Gallery director Judy McElhone recounts the story: the former pharmacy owned by Torrington Downtown Partners — three businessmen promoting the resurgence — was offered free of rent and utilities for one year. “The partners have supported Five Points from day one and recognize what we’re bringing,” says McElhone. A cadre of dedicated, hardworking volunteers operates the gallery, including McElhone and manager Noel Croce.
The arts can be economically potent, notes McElhone. Within the first year, the gallery expanded, doubling its size. “We are adding to the cultural vitality of this city,” she declares. New restaurants and stores are beginning to open. “People honk; they are so excited to see us,” says McElhone, “and time and again tell us, ‘You’ve given us a reason to stop.’ ” One sign of the accretive effect: a new, private gallery will open next door this summer.
Five Points Gallery has exhibited the work of 70 artists since opening.
“The artists are fabulous,” says McElhone. “We have the consistently high-quality art that you see in bigger cities.”
One example is Joe Fig, whose miniatures of other artists’ studios astound with intricate detail. Initially reluctant to embrace an untested gallery, Fig says he watched its two-year progression with respect. “It’s quality all the way, from the exhibition cards to the opening receptions to the beautiful renovations.” Recently, Fig and his University of Hartford
colleague Power Booth showed jointly at Five Points Gallery to rave reviews.
“Judy is on the hunt for quality, and she wants to be surprised.
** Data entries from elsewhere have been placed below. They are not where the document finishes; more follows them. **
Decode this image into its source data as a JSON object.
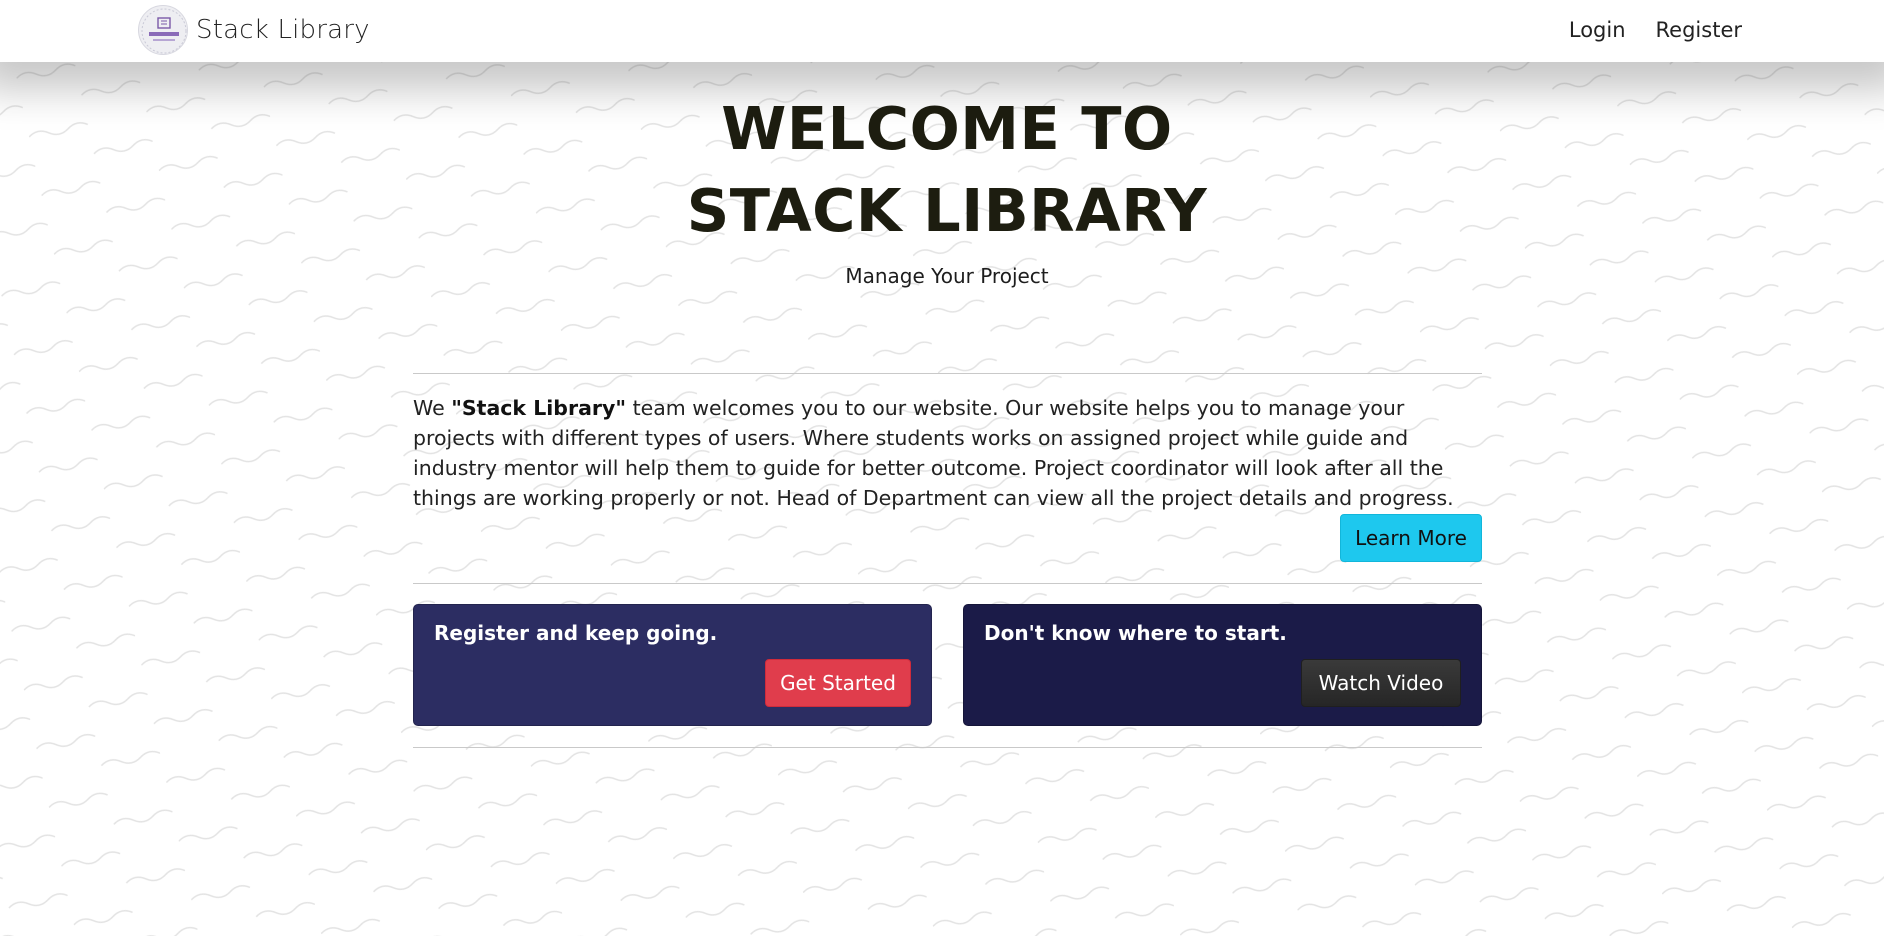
{
  "navbar": {
    "brand_name": "Stack Library",
    "logo_text": "STACK LIBRARY",
    "links": [
      "Login",
      "Register"
    ]
  },
  "hero": {
    "title_line1": "WELCOME TO",
    "title_line2": "STACK LIBRARY",
    "subtitle": "Manage Your Project"
  },
  "intro": {
    "prefix": "We ",
    "highlight": "\"Stack Library\"",
    "body": " team welcomes you to our website. Our website helps you to manage your projects with different types of users. Where students works on assigned project while guide and industry mentor will help them to guide for better outcome. Project coordinator will look after all the things are working properly or not. Head of Department can view all the project details and progress.",
    "learn_more_label": "Learn More"
  },
  "cards": [
    {
      "title": "Register and keep going.",
      "button_label": "Get Started",
      "color": "#2c2d62",
      "button_color": "#e03d4c"
    },
    {
      "title": "Don't know where to start.",
      "button_label": "Watch Video",
      "color": "#1b1b48",
      "button_color": "#2f2f2f"
    }
  ],
  "colors": {
    "accent": "#1ec8ee",
    "title": "#1d1d10"
  }
}
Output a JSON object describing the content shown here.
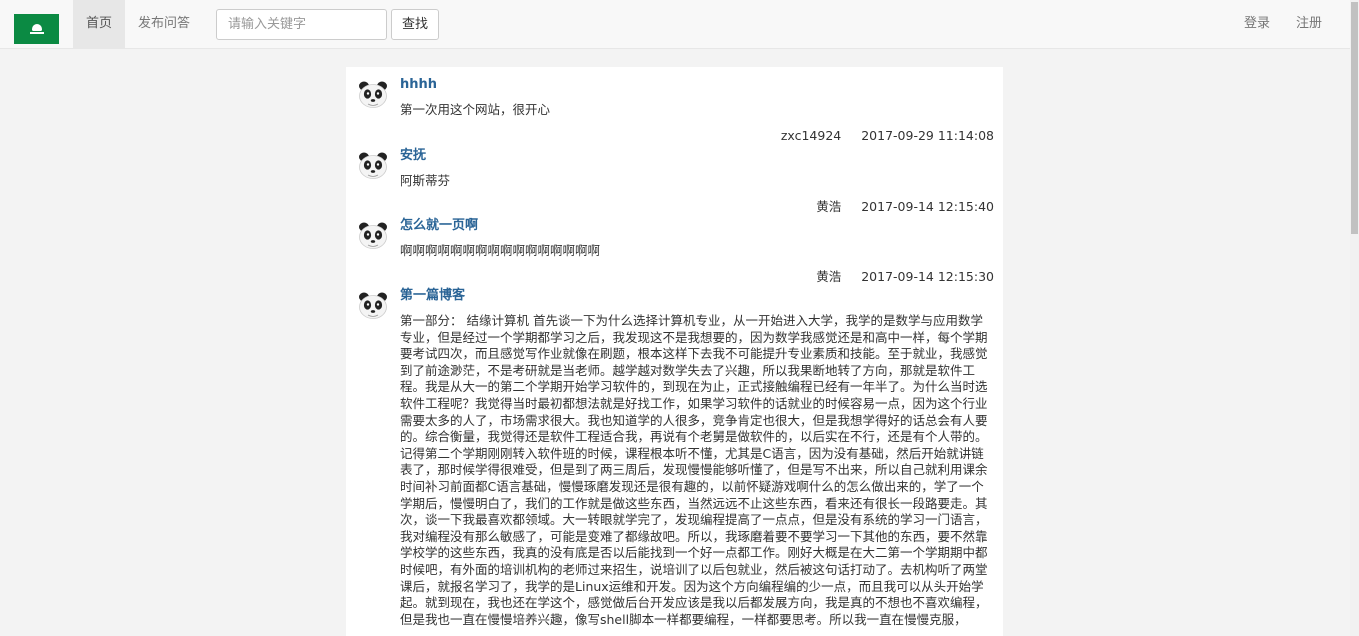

It is such an interesting combination: every show has remarkable quality, while also being unpredictable,” Booth said.